What you need to do: Retype every entry word for word. Omit the pictures.

Recorded data:
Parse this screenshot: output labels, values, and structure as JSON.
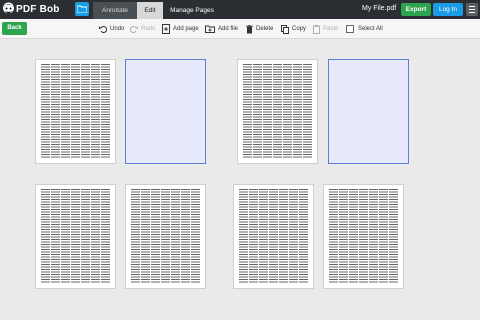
{
  "app": {
    "title": "PDF Bob"
  },
  "tabs": [
    {
      "label": "Annotate",
      "active": false
    },
    {
      "label": "Edit",
      "active": false
    },
    {
      "label": "Manage Pages",
      "active": true
    }
  ],
  "file": {
    "name": "My File.pdf"
  },
  "header_actions": {
    "export_label": "Export",
    "login_label": "Log In"
  },
  "toolbar": {
    "back_label": "Back",
    "undo_label": "Undo",
    "redo_label": "Redo",
    "add_page_label": "Add page",
    "add_file_label": "Add file",
    "delete_label": "Delete",
    "copy_label": "Copy",
    "paste_label": "Paste",
    "select_all_label": "Select All"
  },
  "pages": [
    {
      "type": "text"
    },
    {
      "type": "blank"
    },
    {
      "type": "text"
    },
    {
      "type": "blank"
    },
    {
      "type": "text"
    },
    {
      "type": "text"
    },
    {
      "type": "text"
    },
    {
      "type": "text"
    }
  ],
  "colors": {
    "accent_blue": "#1a9be6",
    "accent_green": "#2ea44f",
    "topbar": "#2b2f33",
    "blank_page": "#e6e8fb"
  },
  "icons": [
    "avatar-logo-icon",
    "folder-icon",
    "menu-icon",
    "undo-icon",
    "redo-icon",
    "add-page-icon",
    "add-file-icon",
    "trash-icon",
    "copy-icon",
    "paste-icon",
    "checkbox-icon"
  ]
}
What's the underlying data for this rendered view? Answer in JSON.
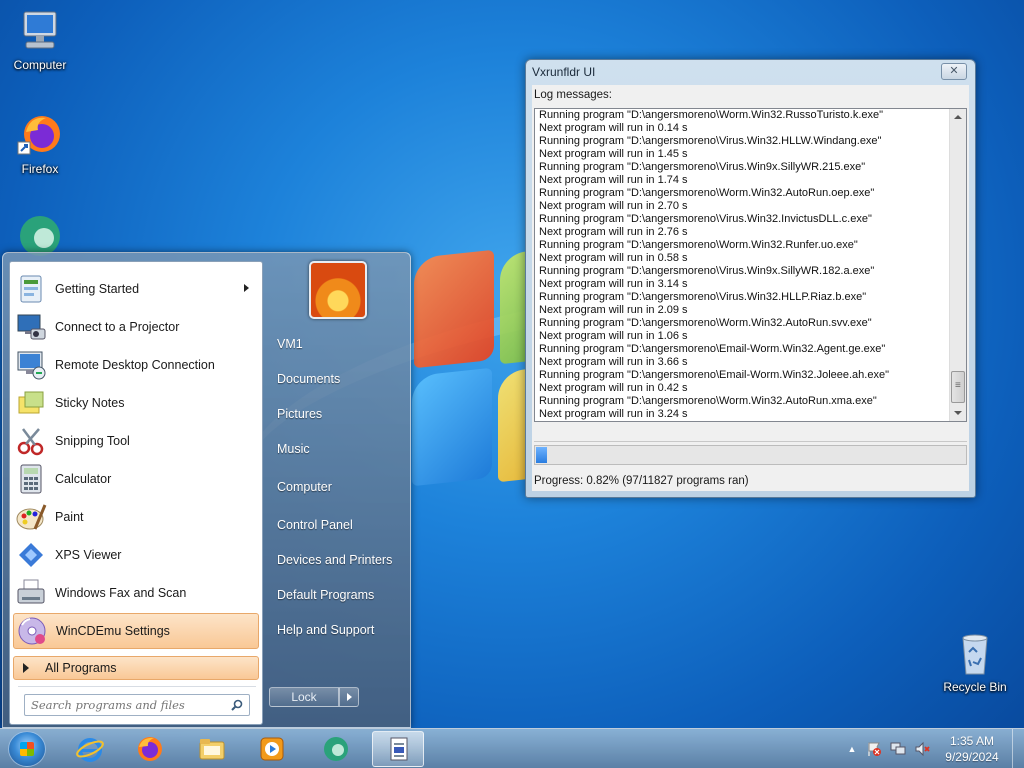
{
  "desktop": {
    "icons": [
      {
        "label": "Computer"
      },
      {
        "label": "Firefox"
      },
      {
        "label": "Recycle Bin"
      }
    ]
  },
  "start_menu": {
    "programs": [
      {
        "label": "Getting Started",
        "icon": "getting-started-icon",
        "has_submenu": true
      },
      {
        "label": "Connect to a Projector",
        "icon": "projector-icon"
      },
      {
        "label": "Remote Desktop Connection",
        "icon": "remote-desktop-icon"
      },
      {
        "label": "Sticky Notes",
        "icon": "sticky-notes-icon"
      },
      {
        "label": "Snipping Tool",
        "icon": "scissors-icon"
      },
      {
        "label": "Calculator",
        "icon": "calculator-icon"
      },
      {
        "label": "Paint",
        "icon": "paint-palette-icon"
      },
      {
        "label": "XPS Viewer",
        "icon": "xps-viewer-icon"
      },
      {
        "label": "Windows Fax and Scan",
        "icon": "fax-icon"
      },
      {
        "label": "WinCDEmu Settings",
        "icon": "cd-icon",
        "highlighted": true
      }
    ],
    "all_programs_label": "All Programs",
    "search_placeholder": "Search programs and files",
    "right_items": [
      {
        "label": "VM1"
      },
      {
        "label": "Documents"
      },
      {
        "label": "Pictures"
      },
      {
        "label": "Music"
      },
      {
        "label": "Computer"
      },
      {
        "label": "Control Panel"
      },
      {
        "label": "Devices and Printers"
      },
      {
        "label": "Default Programs"
      },
      {
        "label": "Help and Support"
      }
    ],
    "lock_label": "Lock"
  },
  "app_window": {
    "title": "Vxrunfldr UI",
    "close_label": "✕",
    "log_label": "Log messages:",
    "log_lines": [
      "Running program \"D:\\angersmoreno\\Worm.Win32.RussoTuristo.k.exe\"",
      "Next program will run in 0.14 s",
      "Running program \"D:\\angersmoreno\\Virus.Win32.HLLW.Windang.exe\"",
      "Next program will run in 1.45 s",
      "Running program \"D:\\angersmoreno\\Virus.Win9x.SillyWR.215.exe\"",
      "Next program will run in 1.74 s",
      "Running program \"D:\\angersmoreno\\Worm.Win32.AutoRun.oep.exe\"",
      "Next program will run in 2.70 s",
      "Running program \"D:\\angersmoreno\\Virus.Win32.InvictusDLL.c.exe\"",
      "Next program will run in 2.76 s",
      "Running program \"D:\\angersmoreno\\Worm.Win32.Runfer.uo.exe\"",
      "Next program will run in 0.58 s",
      "Running program \"D:\\angersmoreno\\Virus.Win9x.SillyWR.182.a.exe\"",
      "Next program will run in 3.14 s",
      "Running program \"D:\\angersmoreno\\Virus.Win32.HLLP.Riaz.b.exe\"",
      "Next program will run in 2.09 s",
      "Running program \"D:\\angersmoreno\\Worm.Win32.AutoRun.svv.exe\"",
      "Next program will run in 1.06 s",
      "Running program \"D:\\angersmoreno\\Email-Worm.Win32.Agent.ge.exe\"",
      "Next program will run in 3.66 s",
      "Running program \"D:\\angersmoreno\\Email-Worm.Win32.Joleee.ah.exe\"",
      "Next program will run in 0.42 s",
      "Running program \"D:\\angersmoreno\\Worm.Win32.AutoRun.xma.exe\"",
      "Next program will run in 3.24 s"
    ],
    "progress_percent": 0.82,
    "progress_text": "Progress: 0.82% (97/11827 programs ran)"
  },
  "taskbar": {
    "pinned": [
      {
        "icon": "internet-explorer-icon"
      },
      {
        "icon": "firefox-icon"
      },
      {
        "icon": "folder-icon"
      },
      {
        "icon": "media-player-icon"
      },
      {
        "icon": "globe-app-icon"
      },
      {
        "icon": "document-app-icon",
        "active": true
      }
    ],
    "tray": {
      "show_hidden_label": "▲",
      "clock_time": "1:35 AM",
      "clock_date": "9/29/2024"
    }
  },
  "colors": {
    "highlight_orange": "#f9c896",
    "progress_blue": "#2a7de0",
    "desktop_blue": "#1d82da"
  }
}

Solution for this problem:
Parse this screenshot: output labels, values, and structure as JSON.
{
  "app": {
    "title": "PDF Bob"
  },
  "tabs": [
    {
      "label": "Annotate",
      "active": false
    },
    {
      "label": "Edit",
      "active": false
    },
    {
      "label": "Manage Pages",
      "active": true
    }
  ],
  "file": {
    "name": "My File.pdf"
  },
  "header_actions": {
    "export_label": "Export",
    "login_label": "Log In"
  },
  "toolbar": {
    "back_label": "Back",
    "undo_label": "Undo",
    "redo_label": "Redo",
    "add_page_label": "Add page",
    "add_file_label": "Add file",
    "delete_label": "Delete",
    "copy_label": "Copy",
    "paste_label": "Paste",
    "select_all_label": "Select All"
  },
  "pages": [
    {
      "type": "text"
    },
    {
      "type": "blank"
    },
    {
      "type": "text"
    },
    {
      "type": "blank"
    },
    {
      "type": "text"
    },
    {
      "type": "text"
    },
    {
      "type": "text"
    },
    {
      "type": "text"
    }
  ],
  "colors": {
    "accent_blue": "#1a9be6",
    "accent_green": "#2ea44f",
    "topbar": "#2b2f33",
    "blank_page": "#e6e8fb"
  },
  "icons": [
    "avatar-logo-icon",
    "folder-icon",
    "menu-icon",
    "undo-icon",
    "redo-icon",
    "add-page-icon",
    "add-file-icon",
    "trash-icon",
    "copy-icon",
    "paste-icon",
    "checkbox-icon"
  ]
}
What's the underlying data for this rendered view? Answer in JSON.
{
  "desktop": {
    "icons": [
      {
        "label": "Computer"
      },
      {
        "label": "Firefox"
      },
      {
        "label": "Recycle Bin"
      }
    ]
  },
  "start_menu": {
    "programs": [
      {
        "label": "Getting Started",
        "icon": "getting-started-icon",
        "has_submenu": true
      },
      {
        "label": "Connect to a Projector",
        "icon": "projector-icon"
      },
      {
        "label": "Remote Desktop Connection",
        "icon": "remote-desktop-icon"
      },
      {
        "label": "Sticky Notes",
        "icon": "sticky-notes-icon"
      },
      {
        "label": "Snipping Tool",
        "icon": "scissors-icon"
      },
      {
        "label": "Calculator",
        "icon": "calculator-icon"
      },
      {
        "label": "Paint",
        "icon": "paint-palette-icon"
      },
      {
        "label": "XPS Viewer",
        "icon": "xps-viewer-icon"
      },
      {
        "label": "Windows Fax and Scan",
        "icon": "fax-icon"
      },
      {
        "label": "WinCDEmu Settings",
        "icon": "cd-icon",
        "highlighted": true
      }
    ],
    "all_programs_label": "All Programs",
    "search_placeholder": "Search programs and files",
    "right_items": [
      {
        "label": "VM1"
      },
      {
        "label": "Documents"
      },
      {
        "label": "Pictures"
      },
      {
        "label": "Music"
      },
      {
        "label": "Computer"
      },
      {
        "label": "Control Panel"
      },
      {
        "label": "Devices and Printers"
      },
      {
        "label": "Default Programs"
      },
      {
        "label": "Help and Support"
      }
    ],
    "lock_label": "Lock"
  },
  "app_window": {
    "title": "Vxrunfldr UI",
    "close_label": "✕",
    "log_label": "Log messages:",
    "log_lines": [
      "Running program \"D:\\angersmoreno\\Worm.Win32.RussoTuristo.k.exe\"",
      "Next program will run in 0.14 s",
      "Running program \"D:\\angersmoreno\\Virus.Win32.HLLW.Windang.exe\"",
      "Next program will run in 1.45 s",
      "Running program \"D:\\angersmoreno\\Virus.Win9x.SillyWR.215.exe\"",
      "Next program will run in 1.74 s",
      "Running program \"D:\\angersmoreno\\Worm.Win32.AutoRun.oep.exe\"",
      "Next program will run in 2.70 s",
      "Running program \"D:\\angersmoreno\\Virus.Win32.InvictusDLL.c.exe\"",
      "Next program will run in 2.76 s",
      "Running program \"D:\\angersmoreno\\Worm.Win32.Runfer.uo.exe\"",
      "Next program will run in 0.58 s",
      "Running program \"D:\\angersmoreno\\Virus.Win9x.SillyWR.182.a.exe\"",
      "Next program will run in 3.14 s",
      "Running program \"D:\\angersmoreno\\Virus.Win32.HLLP.Riaz.b.exe\"",
      "Next program will run in 2.09 s",
      "Running program \"D:\\angersmoreno\\Worm.Win32.AutoRun.svv.exe\"",
      "Next program will run in 1.06 s",
      "Running program \"D:\\angersmoreno\\Email-Worm.Win32.Agent.ge.exe\"",
      "Next program will run in 3.66 s",
      "Running program \"D:\\angersmoreno\\Email-Worm.Win32.Joleee.ah.exe\"",
      "Next program will run in 0.42 s",
      "Running program \"D:\\angersmoreno\\Worm.Win32.AutoRun.xma.exe\"",
      "Next program will run in 3.24 s"
    ],
    "progress_percent": 0.82,
    "progress_text": "Progress: 0.82% (97/11827 programs ran)"
  },
  "taskbar": {
    "pinned": [
      {
        "icon": "internet-explorer-icon"
      },
      {
        "icon": "firefox-icon"
      },
      {
        "icon": "folder-icon"
      },
      {
        "icon": "media-player-icon"
      },
      {
        "icon": "globe-app-icon"
      },
      {
        "icon": "document-app-icon",
        "active": true
      }
    ],
    "tray": {
      "show_hidden_label": "▲",
      "clock_time": "1:35 AM",
      "clock_date": "9/29/2024"
    }
  },
  "colors": {
    "highlight_orange": "#f9c896",
    "progress_blue": "#2a7de0",
    "desktop_blue": "#1d82da"
  }
}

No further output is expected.